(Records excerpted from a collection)

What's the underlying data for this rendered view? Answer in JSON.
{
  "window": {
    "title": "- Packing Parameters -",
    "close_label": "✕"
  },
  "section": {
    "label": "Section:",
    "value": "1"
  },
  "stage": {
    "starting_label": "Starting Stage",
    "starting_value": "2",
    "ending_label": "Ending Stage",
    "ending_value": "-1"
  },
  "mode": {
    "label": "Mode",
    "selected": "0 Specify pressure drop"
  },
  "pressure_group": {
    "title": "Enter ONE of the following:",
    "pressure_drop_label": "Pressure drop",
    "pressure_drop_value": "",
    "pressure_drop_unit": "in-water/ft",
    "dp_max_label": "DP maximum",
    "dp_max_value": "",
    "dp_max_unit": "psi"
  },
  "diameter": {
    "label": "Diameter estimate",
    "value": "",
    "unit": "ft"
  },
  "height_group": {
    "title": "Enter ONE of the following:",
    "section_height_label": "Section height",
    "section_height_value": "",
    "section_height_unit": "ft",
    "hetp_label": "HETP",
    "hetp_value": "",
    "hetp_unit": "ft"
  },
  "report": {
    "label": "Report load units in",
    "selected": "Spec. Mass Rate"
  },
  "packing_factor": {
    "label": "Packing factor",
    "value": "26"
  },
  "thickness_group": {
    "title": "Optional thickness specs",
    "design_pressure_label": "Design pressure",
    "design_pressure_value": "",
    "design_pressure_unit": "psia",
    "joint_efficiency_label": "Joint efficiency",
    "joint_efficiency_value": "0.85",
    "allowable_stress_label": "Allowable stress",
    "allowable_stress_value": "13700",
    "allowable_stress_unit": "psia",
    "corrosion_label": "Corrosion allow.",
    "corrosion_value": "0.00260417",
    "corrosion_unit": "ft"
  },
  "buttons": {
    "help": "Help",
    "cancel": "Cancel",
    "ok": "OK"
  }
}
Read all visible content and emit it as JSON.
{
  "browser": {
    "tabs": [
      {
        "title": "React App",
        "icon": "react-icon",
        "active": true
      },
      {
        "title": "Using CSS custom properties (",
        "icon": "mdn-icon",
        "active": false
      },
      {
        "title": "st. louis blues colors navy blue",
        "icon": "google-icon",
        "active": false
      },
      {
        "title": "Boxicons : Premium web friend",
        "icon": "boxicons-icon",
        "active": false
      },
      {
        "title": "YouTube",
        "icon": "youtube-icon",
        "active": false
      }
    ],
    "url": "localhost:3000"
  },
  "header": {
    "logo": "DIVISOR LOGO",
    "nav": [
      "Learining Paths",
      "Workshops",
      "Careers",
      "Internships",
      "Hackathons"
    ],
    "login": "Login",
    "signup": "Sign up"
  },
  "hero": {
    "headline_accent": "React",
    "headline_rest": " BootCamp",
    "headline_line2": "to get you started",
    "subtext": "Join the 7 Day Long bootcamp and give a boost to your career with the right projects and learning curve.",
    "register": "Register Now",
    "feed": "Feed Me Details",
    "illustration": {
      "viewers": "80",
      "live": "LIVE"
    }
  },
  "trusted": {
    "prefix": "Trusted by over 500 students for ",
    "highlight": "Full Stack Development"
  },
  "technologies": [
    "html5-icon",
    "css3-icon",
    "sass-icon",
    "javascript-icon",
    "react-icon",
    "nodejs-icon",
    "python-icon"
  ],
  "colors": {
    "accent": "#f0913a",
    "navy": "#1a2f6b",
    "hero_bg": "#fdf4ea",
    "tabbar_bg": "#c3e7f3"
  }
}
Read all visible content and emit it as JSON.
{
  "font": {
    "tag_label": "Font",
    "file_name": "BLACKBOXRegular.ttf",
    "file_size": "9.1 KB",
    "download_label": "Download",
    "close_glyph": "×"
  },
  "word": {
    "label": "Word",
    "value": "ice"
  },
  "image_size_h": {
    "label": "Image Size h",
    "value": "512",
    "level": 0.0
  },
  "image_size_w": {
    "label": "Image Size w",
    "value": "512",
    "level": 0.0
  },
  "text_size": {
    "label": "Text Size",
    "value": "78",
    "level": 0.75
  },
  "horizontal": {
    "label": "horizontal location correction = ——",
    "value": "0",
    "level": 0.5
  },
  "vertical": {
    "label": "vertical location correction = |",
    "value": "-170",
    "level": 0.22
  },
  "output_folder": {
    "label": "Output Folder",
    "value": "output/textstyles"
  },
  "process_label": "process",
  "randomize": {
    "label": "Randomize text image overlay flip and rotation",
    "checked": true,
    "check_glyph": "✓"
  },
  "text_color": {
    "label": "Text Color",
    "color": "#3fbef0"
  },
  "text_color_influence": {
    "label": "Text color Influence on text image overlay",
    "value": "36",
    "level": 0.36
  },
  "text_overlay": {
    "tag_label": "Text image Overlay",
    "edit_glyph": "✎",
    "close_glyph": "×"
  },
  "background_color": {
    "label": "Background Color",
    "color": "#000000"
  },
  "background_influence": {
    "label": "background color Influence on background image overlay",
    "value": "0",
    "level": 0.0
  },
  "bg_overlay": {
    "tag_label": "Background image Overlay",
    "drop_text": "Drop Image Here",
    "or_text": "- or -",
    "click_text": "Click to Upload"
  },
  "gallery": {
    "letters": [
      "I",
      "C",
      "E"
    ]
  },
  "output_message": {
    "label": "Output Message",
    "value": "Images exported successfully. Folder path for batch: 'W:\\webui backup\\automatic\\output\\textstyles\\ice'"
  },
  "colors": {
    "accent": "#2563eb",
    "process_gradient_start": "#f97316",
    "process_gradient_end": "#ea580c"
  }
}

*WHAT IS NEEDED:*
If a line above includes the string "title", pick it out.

*EXPECTED OUTPUT:*
    "title": "- Packing Parameters -",
    "title": "Enter ONE of the following:",
    "title": "Enter ONE of the following:",
    "title": "Optional thickness specs",
        "title": "React App",
        "title": "Using CSS custom properties (",
        "title": "st. louis blues colors navy blue",
        "title": "Boxicons : Premium web friend",
        "title": "YouTube",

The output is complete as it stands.